National Geographic

Last fall the National Audubon Society published an alarming report about the future of North American birds. Of the hundreds of species that they studied, more than half are threatened with extinction as a result of climate change. Accompanying the report was a series of animations, produced by the San Francisco firm Stamen Design, showing how each threatened bird’s home range could shift over the next 65 years. Many of the maps showed suitable habitat drifting north in response to rising temperatures and in some cases disappearing. The breeding grounds of birds such as the eastern whip-poor-will and the Baird’s sparrow, a tiny grassland bird native to the northern plains, may all but vanish.

From Crowdsourcing to Citizen Science

The Audubon report reflects the rise of crowdsourcing, in which masses of private citizens contribute to collective projects. Thanks to smartphones, the Web, and cloud computing platforms, individuals around the world can help identify wild animals in safari parks, categorize the emotions evoked by literary excerptsclassify galaxies, or just draw pictures of sheep.
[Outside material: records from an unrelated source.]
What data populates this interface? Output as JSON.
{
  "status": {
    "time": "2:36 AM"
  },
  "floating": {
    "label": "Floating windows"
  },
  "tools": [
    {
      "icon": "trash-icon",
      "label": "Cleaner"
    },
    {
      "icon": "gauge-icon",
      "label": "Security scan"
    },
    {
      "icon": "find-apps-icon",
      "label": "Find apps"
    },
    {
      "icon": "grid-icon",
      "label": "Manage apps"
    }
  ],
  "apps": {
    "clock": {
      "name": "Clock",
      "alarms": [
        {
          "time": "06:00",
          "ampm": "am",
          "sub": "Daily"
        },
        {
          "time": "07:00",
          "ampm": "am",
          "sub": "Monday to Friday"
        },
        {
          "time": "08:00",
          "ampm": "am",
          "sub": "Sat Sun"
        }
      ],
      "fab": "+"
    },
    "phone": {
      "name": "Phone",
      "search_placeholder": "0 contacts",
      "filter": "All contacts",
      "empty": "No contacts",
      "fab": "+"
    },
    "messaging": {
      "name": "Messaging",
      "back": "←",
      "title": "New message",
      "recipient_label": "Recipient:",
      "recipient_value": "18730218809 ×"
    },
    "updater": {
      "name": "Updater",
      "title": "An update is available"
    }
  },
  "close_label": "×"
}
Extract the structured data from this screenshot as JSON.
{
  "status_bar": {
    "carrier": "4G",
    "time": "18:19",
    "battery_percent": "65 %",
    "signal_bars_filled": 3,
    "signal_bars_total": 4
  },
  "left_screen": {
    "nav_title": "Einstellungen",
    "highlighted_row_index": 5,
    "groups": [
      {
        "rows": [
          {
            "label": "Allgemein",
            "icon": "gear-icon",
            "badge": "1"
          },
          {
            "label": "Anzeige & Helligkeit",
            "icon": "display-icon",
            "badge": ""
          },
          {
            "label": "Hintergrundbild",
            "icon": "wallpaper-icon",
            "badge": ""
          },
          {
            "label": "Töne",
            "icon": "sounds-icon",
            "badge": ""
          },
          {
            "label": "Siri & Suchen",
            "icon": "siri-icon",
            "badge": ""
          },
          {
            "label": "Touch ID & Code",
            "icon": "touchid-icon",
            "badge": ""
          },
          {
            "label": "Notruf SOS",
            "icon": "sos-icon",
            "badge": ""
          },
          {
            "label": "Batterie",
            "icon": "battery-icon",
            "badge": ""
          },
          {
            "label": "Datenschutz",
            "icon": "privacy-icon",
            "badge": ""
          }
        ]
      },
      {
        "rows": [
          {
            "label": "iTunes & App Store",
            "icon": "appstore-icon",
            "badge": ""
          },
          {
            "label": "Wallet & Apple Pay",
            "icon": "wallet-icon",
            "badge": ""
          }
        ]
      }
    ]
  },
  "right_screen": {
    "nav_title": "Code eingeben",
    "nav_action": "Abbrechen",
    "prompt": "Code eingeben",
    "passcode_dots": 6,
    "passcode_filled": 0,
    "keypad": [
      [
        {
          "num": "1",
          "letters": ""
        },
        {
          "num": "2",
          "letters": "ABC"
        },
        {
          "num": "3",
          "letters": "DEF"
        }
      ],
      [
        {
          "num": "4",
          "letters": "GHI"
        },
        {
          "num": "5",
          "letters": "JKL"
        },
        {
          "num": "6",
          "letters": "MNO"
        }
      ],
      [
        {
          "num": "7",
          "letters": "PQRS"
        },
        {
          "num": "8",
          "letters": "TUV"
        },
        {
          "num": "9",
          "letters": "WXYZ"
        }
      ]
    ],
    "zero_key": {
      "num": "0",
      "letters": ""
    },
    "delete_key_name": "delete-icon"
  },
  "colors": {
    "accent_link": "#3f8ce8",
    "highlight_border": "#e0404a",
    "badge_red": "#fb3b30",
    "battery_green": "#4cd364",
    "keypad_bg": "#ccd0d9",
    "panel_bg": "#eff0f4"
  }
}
When crowdsourcing extends beyond typically low-level validation tasks to more profound analytical contributions, it enters the realm of citizen science.